Sexual Harassment Is Disloyal Conduct
Fairchild filed a motion with the trial court seeking dismissal of the claim by the stockholders that he violated his duty of loyalty to the company by personally engaging in acts of sexual harassment. The trial court denied Fairhurst’s motion to dismiss and ruled that the stockholders had alleged sufficient facts to establish that Fairchild breached his duty of loyalty to the company by allegedly engaging personally in acts of sexual harassment.
At the outset of its decision, the trial court explained that corporate officers owe the corporation a “duty of loyalty,” which “requires an undivided and unselfish loyalty to the corporation” and “demands that there shall be no conflict between duty and self-interest.” To comply with the duty of loyalty, corporate officers “are not permitted to use their position of trust and confidence to further their private interests.” When a corporate officer “intentionally acts with a purpose other than that of advancing the best interests of the corporation,” the trial court pointed out, the corporate officer “acts in bad faith, which constitutes a breach of the duty of loyalty.”
In applying these principles, the trial court determined that corporate officers “violate the duty of loyalty when they engage in harassment themselves.” The trial reasoned that when a corporate officer engages in sexual harassment, the officer acts directly against the company’s interest by harming an employee, jeopardizing the company’s relationship with that employee and other employees, and subjecting the company to potential liability. In other words, the trial court explained: “Sexual harassment is bad faith conduct. Bad faith conduct is disloyal conduct. Disloyal conduct is actionable.” Thus, when Fairhurst allegedly “engaged in sexual harassment, he was not acting to further the best interests” of McDonald’s and his alleged sexual harassment constitutes a breach of the duty of loyalty.
Free Consultation For Harassment Victims

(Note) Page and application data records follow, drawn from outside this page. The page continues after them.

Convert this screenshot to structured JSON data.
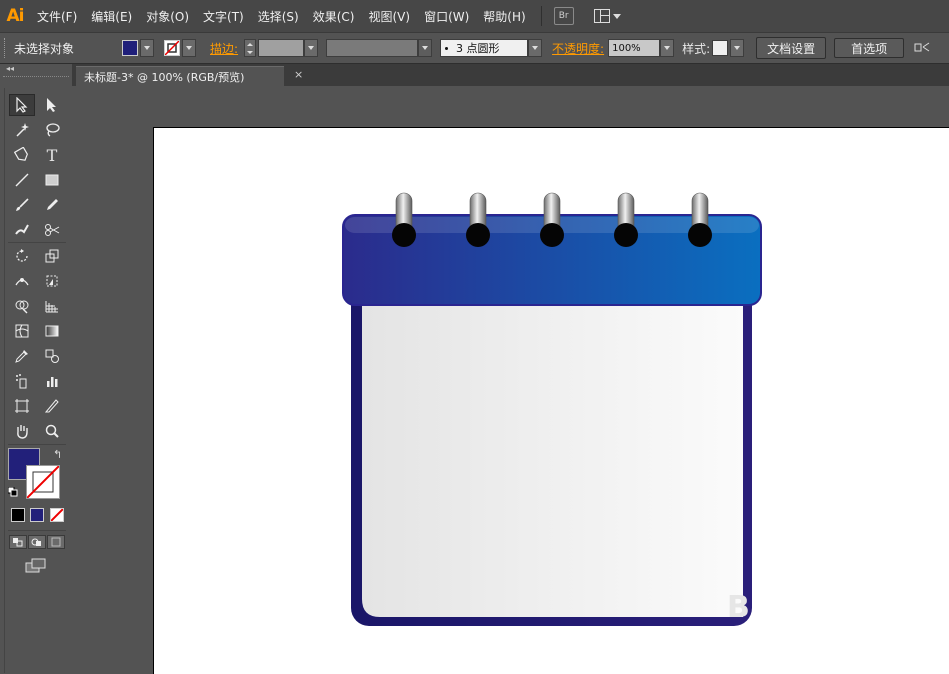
{
  "app": {
    "logo": "Ai"
  },
  "menubar": {
    "items": [
      "文件(F)",
      "编辑(E)",
      "对象(O)",
      "文字(T)",
      "选择(S)",
      "效果(C)",
      "视图(V)",
      "窗口(W)",
      "帮助(H)"
    ],
    "bridge_label": "Br"
  },
  "controlbar": {
    "selection_label": "未选择对象",
    "fill_color": "#1f1f7a",
    "stroke_label": "描边:",
    "brush_label": "3 点圆形",
    "opacity_label": "不透明度:",
    "opacity_value": "100%",
    "style_label": "样式:",
    "doc_setup_button": "文档设置",
    "prefs_button": "首选项"
  },
  "document_tab": {
    "title": "未标题-3* @ 100% (RGB/预览)",
    "close": "×"
  },
  "toolbox": {
    "fill_color": "#22207a"
  },
  "artwork": {
    "calendar_header_gradient": [
      "#2b2b8c",
      "#0a6fc0"
    ],
    "calendar_border": "#2a1f7a",
    "ring_count": 5
  },
  "watermark": "B"
}
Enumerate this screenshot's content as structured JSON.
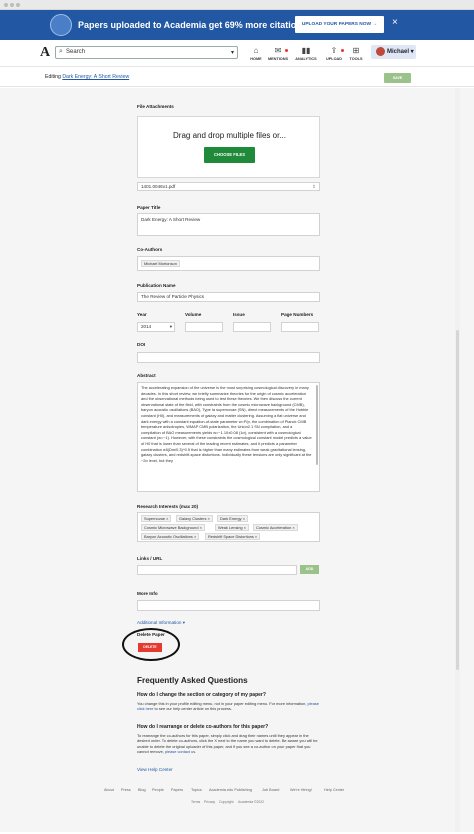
{
  "banner": {
    "message": "Papers uploaded to Academia get 69% more citations.",
    "upload_button": "UPLOAD YOUR PAPERS NOW →",
    "close": "×"
  },
  "nav": {
    "brand": "A",
    "search_placeholder": "Search",
    "items": [
      {
        "label": "HOME",
        "icon": "⌂"
      },
      {
        "label": "MENTIONS",
        "icon": "✉"
      },
      {
        "label": "ANALYTICS",
        "icon": "▮▮"
      },
      {
        "label": "UPLOAD",
        "icon": "⇪"
      },
      {
        "label": "TOOLS",
        "icon": "⊞"
      }
    ],
    "user": "Michael ▾"
  },
  "editbar": {
    "prefix": "Editing ",
    "paper_link": "Dark Energy: A Short Review",
    "save": "SAVE"
  },
  "form": {
    "file_attachments_label": "File Attachments",
    "dropzone_text": "Drag and drop multiple files or...",
    "choose_files": "CHOOSE FILES",
    "uploaded_file": "1401.0046v1.pdf",
    "paper_title_label": "Paper Title",
    "paper_title_value": "Dark Energy: A Short Review",
    "coauthors_label": "Co-Authors",
    "coauthor_value": "Michael Mortonson",
    "publication_label": "Publication Name",
    "publication_value": "The Review of Particle Physics",
    "year_label": "Year",
    "year_value": "2014",
    "volume_label": "Volume",
    "issue_label": "Issue",
    "pages_label": "Page Numbers",
    "doi_label": "DOI",
    "abstract_label": "Abstract",
    "abstract_text": "The accelerating expansion of the universe is the most surprising cosmological discovery in many decades. In this short review, we briefly summarize theories for the origin of cosmic acceleration and the observational methods being used to test these theories. We then discuss the current observational state of the field, with constraints from the cosmic microwave background (CMB), baryon acoustic oscillations (BAO), Type Ia supernovae (SN), direct measurements of the Hubble constant (H0), and measurements of galaxy and matter clustering. Assuming a flat universe and dark energy with a constant equation-of-state parameter w=P/ρ, the combination of Planck CMB temperature anisotropies, WMAP CMB polarization, the Union2.1 SN compilation, and a compilation of BAO measurements yields w=−1.10±0.08 (1σ), consistent with a cosmological constant (w=−1). However, with these constraints the cosmological constant model predicts a value of H0 that is lower than several of the leading recent estimates, and it predicts a parameter combination σ8(Ωm/0.3)^0.5 that is higher than many estimates from weak gravitational lensing, galaxy clusters, and redshift-space distortions. Individually these tensions are only significant at the ~2σ level, but they",
    "interests_label": "Research Interests (max 20)",
    "interests": [
      "Supernovae ×",
      "Galaxy Clusters ×",
      "Dark Energy ×",
      "Cosmic Microwave Background ×",
      "Weak Lensing ×",
      "Cosmic Acceleration ×",
      "Baryon Acoustic Oscillations ×",
      "Redshift Space Distortions ×"
    ],
    "links_label": "Links / URL",
    "add": "ADD",
    "more_info_label": "More Info",
    "additional_info": "Additional Information ▾",
    "delete_paper_label": "Delete Paper",
    "delete": "DELETE"
  },
  "faq": {
    "heading": "Frequently Asked Questions",
    "q1": "How do I change the section or category of my paper?",
    "a1_pre": "You change this in your profile editing menu, not in your paper editing menu. For more information, ",
    "a1_link": "please click here",
    "a1_post": " to see our help center article on this process.",
    "q2": "How do I rearrange or delete co-authors for this paper?",
    "a2_pre": "To rearrange the co-authors for this paper, simply click and drag their names until they appear in the desired order. To delete co-authors, click the X next to the name you want to delete. Be aware you will be unable to delete the original uploader of this paper, and if you see a co-author on your paper that you cannot remove, ",
    "a2_link": "please contact us",
    "a2_post": ".",
    "help_center": "View Help Center"
  },
  "footer": {
    "links": [
      "About",
      "Press",
      "Blog",
      "People",
      "Papers",
      "Topics",
      "Academia.edu Publishing",
      "Job Board",
      "We're Hiring!",
      "Help Center"
    ],
    "legal": [
      "Terms",
      "Privacy",
      "Copyright",
      "Academia ©2022"
    ]
  }
}
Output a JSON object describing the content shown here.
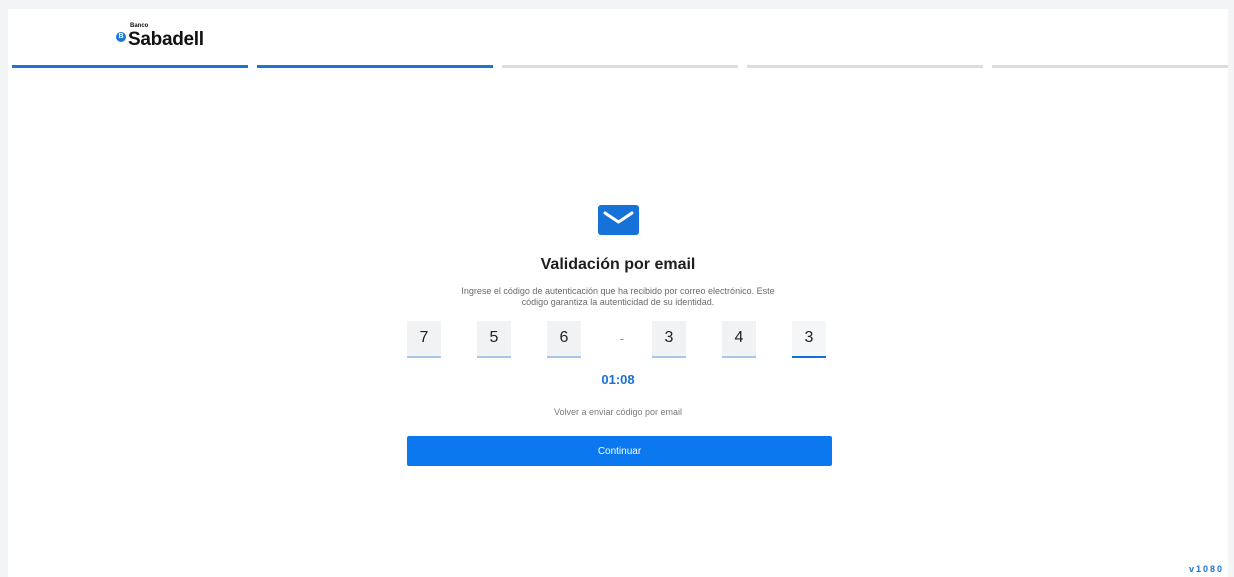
{
  "header": {
    "logo_small": "Banco",
    "logo_main": "Sabadell",
    "logo_mark": "B",
    "steps": [
      {
        "active": true
      },
      {
        "active": true
      },
      {
        "active": false
      },
      {
        "active": false
      },
      {
        "active": false
      }
    ]
  },
  "main": {
    "icon": "envelope-icon",
    "title": "Validación por email",
    "description_line1": "Ingrese el código de autenticación que ha recibido por correo electrónico. Este",
    "description_line2": "código garantiza la autenticidad de su identidad.",
    "code": {
      "d1": "7",
      "d2": "5",
      "d3": "6",
      "separator": "-",
      "d4": "3",
      "d5": "4",
      "d6": "3"
    },
    "timer": "01:08",
    "resend_label": "Volver a enviar código por email",
    "continue_label": "Continuar"
  },
  "footer": {
    "version": "v1080"
  },
  "colors": {
    "accent": "#0c78f0",
    "progress_active": "#1d74d1",
    "progress_inactive": "#dcdcdc"
  }
}
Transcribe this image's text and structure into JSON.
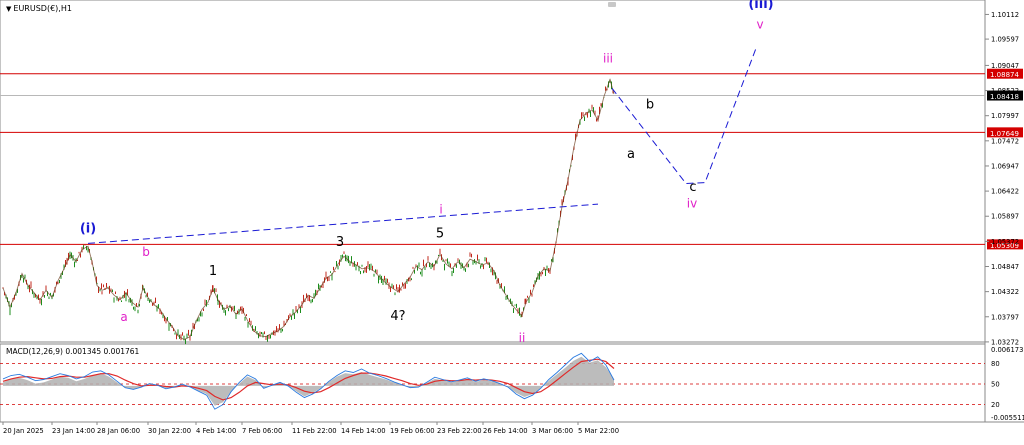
{
  "chart_data": [
    {
      "type": "line",
      "symbol": "EURUSD(€),H1",
      "ylim": [
        1.0327,
        1.1033
      ],
      "price_axis_ticks": [
        "1.10112",
        "1.09597",
        "1.09047",
        "1.08522",
        "1.07997",
        "1.07472",
        "1.06947",
        "1.06422",
        "1.05897",
        "1.05372",
        "1.04847",
        "1.04322",
        "1.03797",
        "1.03272"
      ],
      "x_tick_labels": [
        "20 Jan 2025",
        "23 Jan 14:00",
        "28 Jan 06:00",
        "30 Jan 22:00",
        "4 Feb 14:00",
        "7 Feb 06:00",
        "11 Feb 22:00",
        "14 Feb 14:00",
        "19 Feb 06:00",
        "23 Feb 22:00",
        "26 Feb 14:00",
        "3 Mar 06:00",
        "5 Mar 22:00"
      ],
      "horizontal_levels": [
        {
          "value": 1.08874,
          "label": "1.08874",
          "color": "#d40000"
        },
        {
          "value": 1.07649,
          "label": "1.07649",
          "color": "#d40000"
        },
        {
          "value": 1.05309,
          "label": "1.05309",
          "color": "#d40000"
        }
      ],
      "current_price": {
        "value": 1.08418,
        "label": "1.08418"
      },
      "wave_labels": [
        {
          "text": "(i)",
          "x_index": 88,
          "y": 1.0556,
          "color": "#1a1ad4"
        },
        {
          "text": "(iii)",
          "x_index": 761,
          "y": 1.1025,
          "color": "#1a1ad4"
        },
        {
          "text": "a",
          "x_index": 124,
          "y": 1.0371,
          "color": "#e020c8"
        },
        {
          "text": "b",
          "x_index": 146,
          "y": 1.0507,
          "color": "#e020c8"
        },
        {
          "text": "i",
          "x_index": 441,
          "y": 1.0595,
          "color": "#e020c8"
        },
        {
          "text": "ii",
          "x_index": 522,
          "y": 1.0327,
          "color": "#e020c8"
        },
        {
          "text": "iii",
          "x_index": 608,
          "y": 1.0911,
          "color": "#e020c8"
        },
        {
          "text": "iv",
          "x_index": 692,
          "y": 1.0608,
          "color": "#e020c8"
        },
        {
          "text": "v",
          "x_index": 760,
          "y": 1.0982,
          "color": "#e020c8"
        },
        {
          "text": "1",
          "x_index": 213,
          "y": 1.0467,
          "color": "#000000"
        },
        {
          "text": "3",
          "x_index": 340,
          "y": 1.0527,
          "color": "#000000"
        },
        {
          "text": "5",
          "x_index": 440,
          "y": 1.0545,
          "color": "#000000"
        },
        {
          "text": "4?",
          "x_index": 398,
          "y": 1.0373,
          "color": "#000000"
        },
        {
          "text": "a",
          "x_index": 631,
          "y": 1.0711,
          "color": "#000000"
        },
        {
          "text": "b",
          "x_index": 650,
          "y": 1.0815,
          "color": "#000000"
        },
        {
          "text": "c",
          "x_index": 693,
          "y": 1.0642,
          "color": "#000000"
        }
      ],
      "projection_lines": [
        {
          "points": [
            [
              88,
              1.0533
            ],
            [
              598,
              1.0615
            ]
          ],
          "color": "#1a1ad4",
          "dash": true
        },
        {
          "points": [
            [
              612,
              1.0857
            ],
            [
              686,
              1.0658
            ],
            [
              705,
              1.066
            ],
            [
              757,
              1.0946
            ]
          ],
          "color": "#1a1ad4",
          "dash": true
        }
      ],
      "price_path": [
        [
          3,
          1.044
        ],
        [
          10,
          1.04
        ],
        [
          16,
          1.043
        ],
        [
          22,
          1.047
        ],
        [
          28,
          1.0445
        ],
        [
          34,
          1.043
        ],
        [
          40,
          1.0415
        ],
        [
          46,
          1.0435
        ],
        [
          52,
          1.042
        ],
        [
          58,
          1.0455
        ],
        [
          64,
          1.048
        ],
        [
          70,
          1.051
        ],
        [
          76,
          1.0495
        ],
        [
          82,
          1.052
        ],
        [
          88,
          1.0527
        ],
        [
          92,
          1.0495
        ],
        [
          97,
          1.0445
        ],
        [
          102,
          1.0435
        ],
        [
          108,
          1.044
        ],
        [
          114,
          1.0425
        ],
        [
          120,
          1.0415
        ],
        [
          126,
          1.043
        ],
        [
          132,
          1.041
        ],
        [
          138,
          1.04
        ],
        [
          143,
          1.044
        ],
        [
          148,
          1.042
        ],
        [
          154,
          1.0405
        ],
        [
          160,
          1.0395
        ],
        [
          166,
          1.0375
        ],
        [
          172,
          1.036
        ],
        [
          178,
          1.034
        ],
        [
          184,
          1.0332
        ],
        [
          190,
          1.0338
        ],
        [
          196,
          1.037
        ],
        [
          202,
          1.0395
        ],
        [
          208,
          1.041
        ],
        [
          213,
          1.0438
        ],
        [
          218,
          1.0415
        ],
        [
          224,
          1.0395
        ],
        [
          230,
          1.0402
        ],
        [
          236,
          1.0385
        ],
        [
          242,
          1.0396
        ],
        [
          248,
          1.037
        ],
        [
          254,
          1.035
        ],
        [
          260,
          1.034
        ],
        [
          266,
          1.0338
        ],
        [
          272,
          1.0345
        ],
        [
          278,
          1.035
        ],
        [
          284,
          1.036
        ],
        [
          290,
          1.038
        ],
        [
          296,
          1.039
        ],
        [
          302,
          1.0405
        ],
        [
          308,
          1.0425
        ],
        [
          314,
          1.0418
        ],
        [
          320,
          1.044
        ],
        [
          326,
          1.046
        ],
        [
          332,
          1.0468
        ],
        [
          338,
          1.049
        ],
        [
          344,
          1.0506
        ],
        [
          350,
          1.0495
        ],
        [
          356,
          1.0488
        ],
        [
          362,
          1.048
        ],
        [
          368,
          1.0482
        ],
        [
          374,
          1.0475
        ],
        [
          380,
          1.0462
        ],
        [
          386,
          1.045
        ],
        [
          392,
          1.044
        ],
        [
          398,
          1.0432
        ],
        [
          404,
          1.0448
        ],
        [
          410,
          1.0462
        ],
        [
          416,
          1.0485
        ],
        [
          422,
          1.0478
        ],
        [
          428,
          1.0495
        ],
        [
          434,
          1.0485
        ],
        [
          440,
          1.051
        ],
        [
          446,
          1.049
        ],
        [
          452,
          1.048
        ],
        [
          458,
          1.0495
        ],
        [
          464,
          1.0482
        ],
        [
          470,
          1.05
        ],
        [
          476,
          1.0495
        ],
        [
          482,
          1.0488
        ],
        [
          488,
          1.0492
        ],
        [
          494,
          1.0475
        ],
        [
          500,
          1.0445
        ],
        [
          506,
          1.0425
        ],
        [
          512,
          1.0405
        ],
        [
          518,
          1.039
        ],
        [
          522,
          1.0382
        ],
        [
          526,
          1.041
        ],
        [
          532,
          1.043
        ],
        [
          538,
          1.0465
        ],
        [
          544,
          1.048
        ],
        [
          550,
          1.0475
        ],
        [
          556,
          1.0535
        ],
        [
          562,
          1.061
        ],
        [
          568,
          1.0665
        ],
        [
          574,
          1.0735
        ],
        [
          580,
          1.079
        ],
        [
          586,
          1.0805
        ],
        [
          592,
          1.0812
        ],
        [
          598,
          1.079
        ],
        [
          604,
          1.084
        ],
        [
          610,
          1.0875
        ],
        [
          614,
          1.0845
        ]
      ]
    },
    {
      "type": "line",
      "title": "MACD(12,26,9) 0.001345 0.001761",
      "ylim": [
        -0.005511,
        0.006173
      ],
      "axis_labels": [
        "0.006173",
        "80",
        "50",
        "20",
        "-0.005511"
      ],
      "dashed_levels": [
        80,
        50,
        20
      ],
      "series": [
        {
          "color": "#2a7be0",
          "values": [
            0.0012,
            0.0018,
            0.002,
            0.0015,
            0.0009,
            0.0011,
            0.0016,
            0.0021,
            0.0018,
            0.0012,
            0.0016,
            0.0024,
            0.0026,
            0.0019,
            0.0008,
            -0.0003,
            -0.0006,
            -0.0002,
            0.0004,
            0.0001,
            -0.0005,
            -0.0002,
            0.0003,
            -0.0002,
            -0.0009,
            -0.0016,
            -0.004,
            -0.0032,
            -0.001,
            0.0006,
            0.0019,
            0.0012,
            -0.0004,
            0.0001,
            0.0006,
            0.0,
            -0.0011,
            -0.002,
            -0.0014,
            -0.0005,
            0.0008,
            0.0018,
            0.0026,
            0.0023,
            0.0029,
            0.0022,
            0.0018,
            0.0013,
            0.0007,
            0.0002,
            -0.0003,
            -0.0002,
            0.0006,
            0.0015,
            0.0011,
            0.0007,
            0.001,
            0.0014,
            0.0008,
            0.0012,
            0.0009,
            0.0004,
            -0.0002,
            -0.0014,
            -0.0022,
            -0.0016,
            -0.0004,
            0.0011,
            0.0023,
            0.0036,
            0.0049,
            0.0056,
            0.0042,
            0.005,
            0.0036,
            0.001
          ]
        },
        {
          "color": "#e02a2a",
          "values": [
            0.0008,
            0.0012,
            0.0015,
            0.0016,
            0.0014,
            0.0012,
            0.0013,
            0.0016,
            0.0017,
            0.0015,
            0.0015,
            0.0018,
            0.0021,
            0.0021,
            0.0017,
            0.001,
            0.0004,
            0.0,
            0.0001,
            0.0001,
            -0.0001,
            -0.0002,
            0.0,
            -0.0001,
            -0.0004,
            -0.0008,
            -0.0018,
            -0.0024,
            -0.002,
            -0.0011,
            0.0,
            0.0006,
            0.0004,
            0.0002,
            0.0003,
            0.0002,
            -0.0003,
            -0.0009,
            -0.0012,
            -0.001,
            -0.0003,
            0.0005,
            0.0013,
            0.0018,
            0.0022,
            0.0022,
            0.002,
            0.0017,
            0.0013,
            0.0009,
            0.0004,
            0.0001,
            0.0003,
            0.0008,
            0.001,
            0.0009,
            0.0009,
            0.0011,
            0.001,
            0.0011,
            0.001,
            0.0008,
            0.0004,
            -0.0003,
            -0.001,
            -0.0013,
            -0.001,
            -0.0001,
            0.001,
            0.0021,
            0.0032,
            0.0042,
            0.0044,
            0.0046,
            0.0042,
            0.003
          ]
        },
        {
          "color": "#b0b0b0",
          "values": [
            0.0006,
            0.0012,
            0.0014,
            0.001,
            0.0004,
            0.0006,
            0.0011,
            0.0016,
            0.0014,
            0.0008,
            0.0012,
            0.0018,
            0.0022,
            0.0016,
            0.0006,
            -0.0003,
            -0.0006,
            -0.0002,
            0.0003,
            0.0001,
            -0.0004,
            -0.0002,
            0.0002,
            -0.0001,
            -0.0008,
            -0.0014,
            -0.0034,
            -0.0028,
            -0.0009,
            0.0004,
            0.0016,
            0.001,
            -0.0003,
            0.0001,
            0.0005,
            0.0,
            -0.0009,
            -0.0018,
            -0.0012,
            -0.0004,
            0.0007,
            0.0016,
            0.0022,
            0.002,
            0.0024,
            0.0019,
            0.0015,
            0.0011,
            0.0006,
            0.0002,
            -0.0003,
            -0.0001,
            0.0005,
            0.0012,
            0.001,
            0.0006,
            0.0009,
            0.0012,
            0.0007,
            0.001,
            0.0008,
            0.0004,
            -0.0002,
            -0.0012,
            -0.0019,
            -0.0014,
            -0.0004,
            0.0009,
            0.002,
            0.0031,
            0.0043,
            0.005,
            0.004,
            0.0044,
            0.0032,
            0.0012
          ]
        }
      ]
    }
  ],
  "ui": {
    "symbol_label": "EURUSD(€),H1",
    "macd_label": "MACD(12,26,9) 0.001345 0.001761"
  }
}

One of the most important decisions sexual harassment victims must make is which employment attorneys to consult with regarding their rights under federal employment discrimination law. As part of our dedication to helping sexual harassment victims, an experienced employment law attorney will speak with you personally and you will receive the individualized attention your case deserves. We offer free confidential case evaluations for employees, and you will not have to pay to speak with our sexual harassment attorneys regarding your rights. We are available for consultation at your convenience, including scheduling telephone consultations for evenings and weekends.
Citrus County, FL Employment Lawyers
Based in Ocala, Florida and representing workers throughout Florida, our employment attorneys in Citrus County, Florida have dedicated their practice to fighting for the rights of sexual harassment victims. If you have endured sexual harassment in the workplace or have questions about an employer’s obligation to protect you from sexual harassment in the workplace, please contact our office for a free consultation with our employment lawyers in Citrus County, Florida. Our employee rights law firm takes sexual harassment cases on a contingency fee basis. This means that there are no attorney’s fees incurred unless there is a recovery and our attorney’s fees come solely from the monetary award that you recover.